Data to use START

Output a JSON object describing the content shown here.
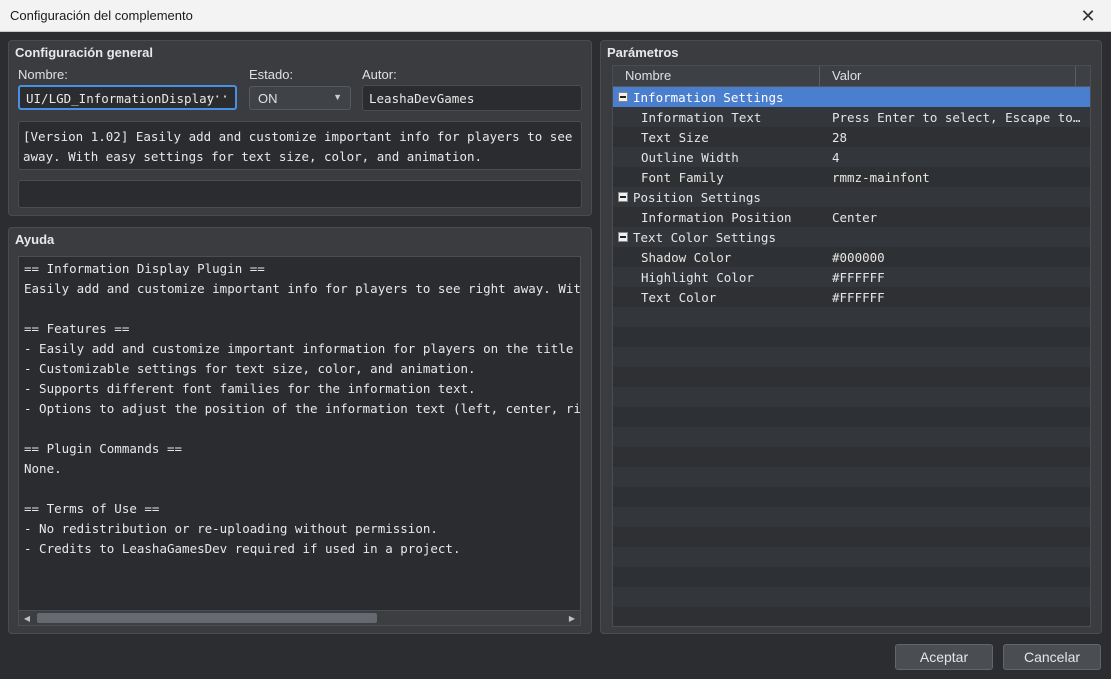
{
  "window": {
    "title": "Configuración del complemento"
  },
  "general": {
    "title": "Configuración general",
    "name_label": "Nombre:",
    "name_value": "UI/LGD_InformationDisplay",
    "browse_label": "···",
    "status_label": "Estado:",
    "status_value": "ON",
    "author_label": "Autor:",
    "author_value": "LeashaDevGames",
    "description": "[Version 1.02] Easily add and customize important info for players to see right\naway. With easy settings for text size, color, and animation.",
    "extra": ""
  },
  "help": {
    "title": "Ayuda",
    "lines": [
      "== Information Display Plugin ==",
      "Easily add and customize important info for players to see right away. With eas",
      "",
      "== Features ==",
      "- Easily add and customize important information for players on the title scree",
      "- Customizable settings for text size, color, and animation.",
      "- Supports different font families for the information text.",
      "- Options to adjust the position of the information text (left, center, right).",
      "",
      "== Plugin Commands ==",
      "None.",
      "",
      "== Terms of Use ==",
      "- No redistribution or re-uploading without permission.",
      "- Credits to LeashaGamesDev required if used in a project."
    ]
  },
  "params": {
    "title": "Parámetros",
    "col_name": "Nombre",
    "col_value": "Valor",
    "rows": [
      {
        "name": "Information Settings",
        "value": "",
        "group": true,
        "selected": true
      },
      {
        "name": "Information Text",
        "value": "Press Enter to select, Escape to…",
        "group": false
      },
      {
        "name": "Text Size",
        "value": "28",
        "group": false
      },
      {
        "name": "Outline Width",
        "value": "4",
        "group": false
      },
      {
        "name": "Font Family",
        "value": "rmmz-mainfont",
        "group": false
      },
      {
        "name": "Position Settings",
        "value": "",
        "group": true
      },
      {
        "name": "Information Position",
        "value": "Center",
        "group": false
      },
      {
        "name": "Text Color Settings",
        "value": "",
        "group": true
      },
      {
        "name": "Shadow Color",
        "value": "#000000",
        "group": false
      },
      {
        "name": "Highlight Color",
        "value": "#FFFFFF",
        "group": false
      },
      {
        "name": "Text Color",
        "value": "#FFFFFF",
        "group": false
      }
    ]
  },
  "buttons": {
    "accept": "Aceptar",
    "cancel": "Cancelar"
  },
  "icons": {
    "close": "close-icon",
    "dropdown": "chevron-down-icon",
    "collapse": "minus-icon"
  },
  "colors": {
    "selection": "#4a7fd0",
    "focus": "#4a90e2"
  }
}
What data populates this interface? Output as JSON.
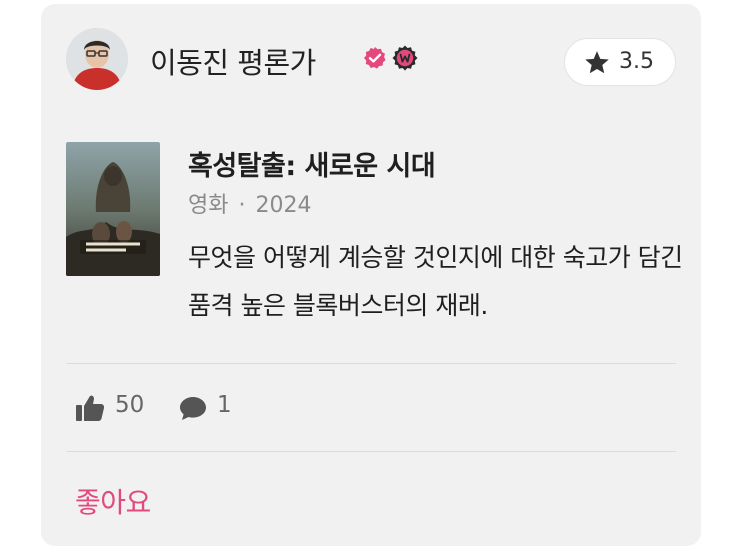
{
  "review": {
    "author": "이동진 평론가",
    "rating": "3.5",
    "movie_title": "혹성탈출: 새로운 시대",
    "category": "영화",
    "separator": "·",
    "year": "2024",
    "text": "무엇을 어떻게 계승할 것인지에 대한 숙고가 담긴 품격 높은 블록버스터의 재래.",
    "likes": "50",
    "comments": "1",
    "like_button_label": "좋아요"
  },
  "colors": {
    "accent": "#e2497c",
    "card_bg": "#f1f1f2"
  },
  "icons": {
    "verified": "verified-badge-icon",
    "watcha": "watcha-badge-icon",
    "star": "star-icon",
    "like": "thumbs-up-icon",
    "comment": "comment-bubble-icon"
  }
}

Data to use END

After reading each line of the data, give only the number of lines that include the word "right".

3